"Vivid. Gripping. Undeniably potent. Almost Midnight barrels along like a hot rod on a twisty Ozarks road . . . a fast, furious read that leaves one plagued by disturbing toughts every time one manages to pause before turning another page."
The Kansas City Star
"Crisp, informative and evocative . . . Compelling, vibrant, rich with winning details about scuffling life."
The Washington Post
"Engrossing . . . disturbing noirish undertones and undeniable spiritual flair."
"Cuneo handles these saints and sinners with equal aplomb."
"A reichly detailed exploration . . . Cuneo's writing does not flinch."
St. Louis Post-Dispatch

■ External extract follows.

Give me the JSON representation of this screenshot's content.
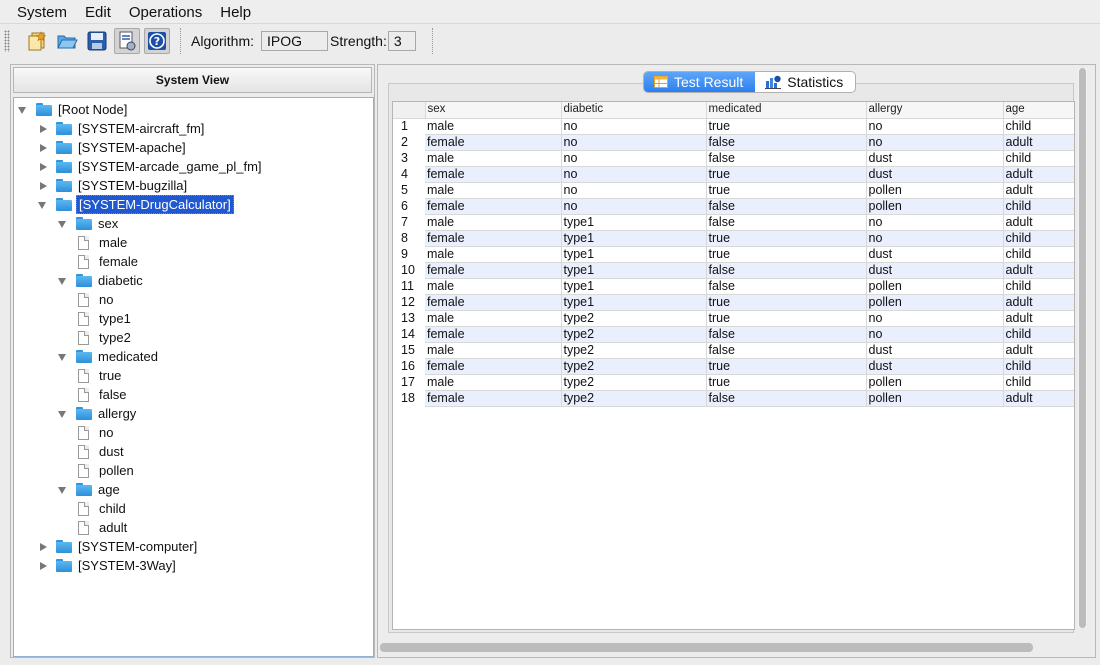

"Cuneo's detailed descriptions of the virtues (loyalty, self-reliance, faith, family) and negatives (violence, chemical dependency, lawlessness) of the Ozarks' culture not only fleshes out Mease's personality but also vividly portrays this overlooked area of Americana. Cuneo's skillful writing allows him to convey the romantic notions of Mease's outlaw ways and travels on America's back roads, while never romanticizing the violence or the hand-to-mouth living . . . one cannot help but appreciate Cuneo's in-depth, interwoven stories of Mease and the Ozarks."